Applicability of the Extended Derjaguin-landau-verwey-overbeek Theory on the Adsorption of Bovine Serum Albumin on Solid Surfaces
Protein adsorption is the prerequisite for bacterial attachment and cellular adhesion, which are critical for many biomedical applications. To understand protein adsorption onto substrates, predictive models are generally informative prior to experimental studies. In this study, the extended Derjaguin-Landau-Verwey-Overbeek (XDLVO) theory was employed to determine whether or not it could interpret the protein adsorption behaviors. The experimental results of fluorescein isothiocyanate labeled bovine serum albumin (BSA) adsorbed on six different surfaces: glass, octadecyltrichlorosilane modified glass, 2-[methoxypoly(ethyleneoxy) propyl] trimethoxy-silane (PEG)-modified glass, polystyrene, poly(dimethylsiloxane), and poly(methyl methacrylate) were utilized. The XDLVO interaction energy curves, especially from the contribution of acid-base interactions, obtained using the surface properties of substrates and BSA molecules qualitatively predict/interpret the protein adsorption behaviors on these surfaces. Some derivation of the experimental results from the prediction was noticed for the glass and the PEG-modified glass.

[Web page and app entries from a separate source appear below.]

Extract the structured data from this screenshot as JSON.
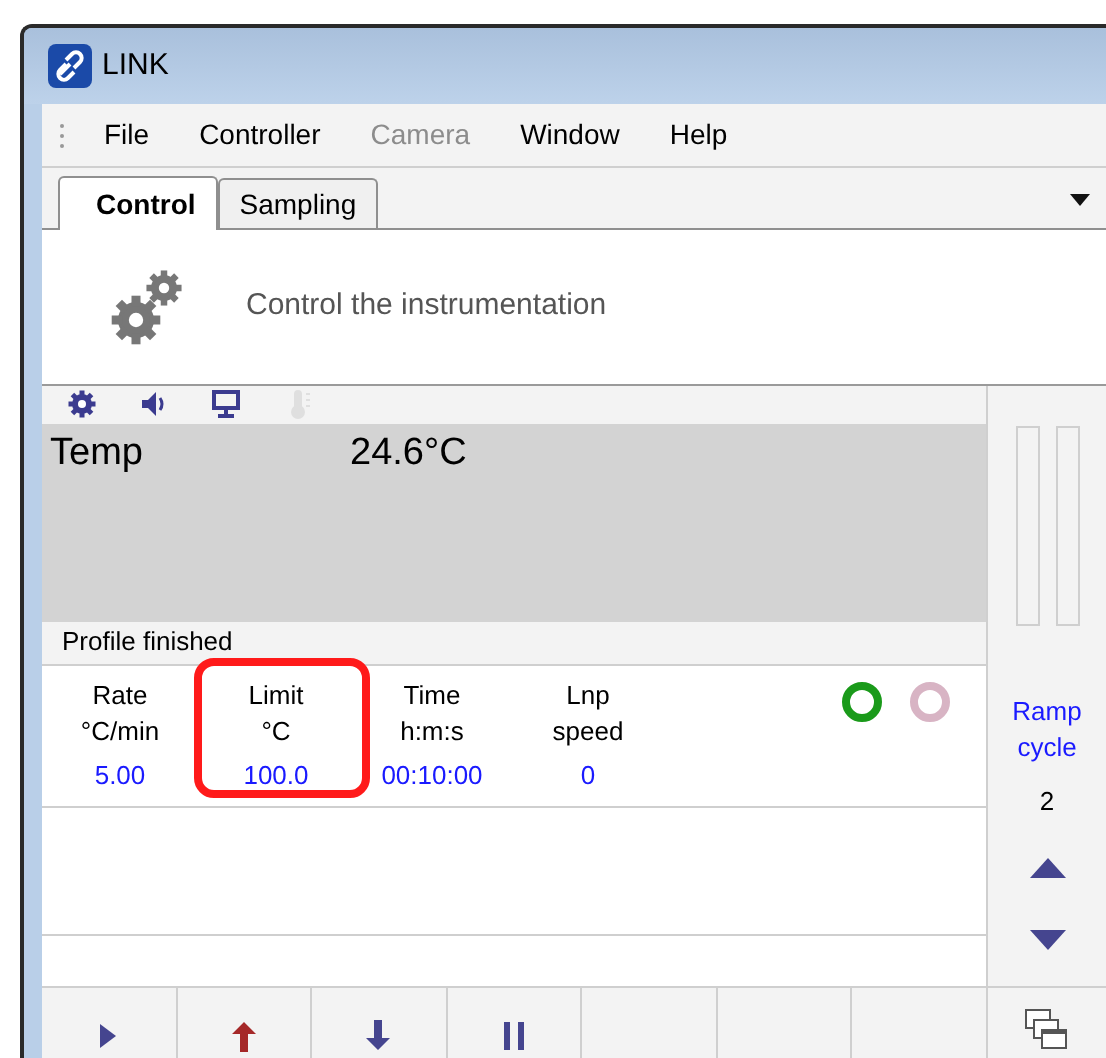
{
  "window": {
    "title": "LINK"
  },
  "menu": [
    {
      "label": "File",
      "disabled": false
    },
    {
      "label": "Controller",
      "disabled": false
    },
    {
      "label": "Camera",
      "disabled": true
    },
    {
      "label": "Window",
      "disabled": false
    },
    {
      "label": "Help",
      "disabled": false
    }
  ],
  "tabs": [
    {
      "label": "Control",
      "selected": true
    },
    {
      "label": "Sampling",
      "selected": false
    }
  ],
  "header": {
    "text": "Control the instrumentation"
  },
  "status_icons": [
    {
      "kind": "gear",
      "disabled": false
    },
    {
      "kind": "speaker",
      "disabled": false
    },
    {
      "kind": "monitor",
      "disabled": false
    },
    {
      "kind": "thermometer",
      "disabled": true
    }
  ],
  "display": {
    "label": "Temp",
    "reading": "24.6°C"
  },
  "status": "Profile finished",
  "columns": [
    {
      "title": "Rate",
      "unit": "°C/min",
      "value": "5.00",
      "highlighted": false
    },
    {
      "title": "Limit",
      "unit": "°C",
      "value": "100.0",
      "highlighted": true
    },
    {
      "title": "Time",
      "unit": "h:m:s",
      "value": "00:10:00",
      "highlighted": false
    },
    {
      "title": "Lnp",
      "unit": "speed",
      "value": "0",
      "highlighted": false
    }
  ],
  "indicators": [
    {
      "color": "#1a9a1a"
    },
    {
      "color": "#d8b4c4"
    }
  ],
  "ramp": {
    "label": "Ramp cycle",
    "value": "2"
  },
  "toolbar": [
    {
      "kind": "play"
    },
    {
      "kind": "up"
    },
    {
      "kind": "down"
    },
    {
      "kind": "pause"
    },
    {
      "kind": "empty"
    },
    {
      "kind": "empty"
    },
    {
      "kind": "empty"
    }
  ]
}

When including a hydration layer to the PEG-modified glass surface, the nonfouling result of such surface by proteins was also elucidated by the XDLVO theory. (C) 2014 American Vacuum Society.
Wang, Hua and Newby, Bi-min Zhang, "Applicability of the Extended Derjaguin-landau-verwey-overbeek Theory on the Adsorption of Bovine Serum Albumin on Solid Surfaces" (2014). Chemical and Biomolecular Engineering Faculty Research. 585.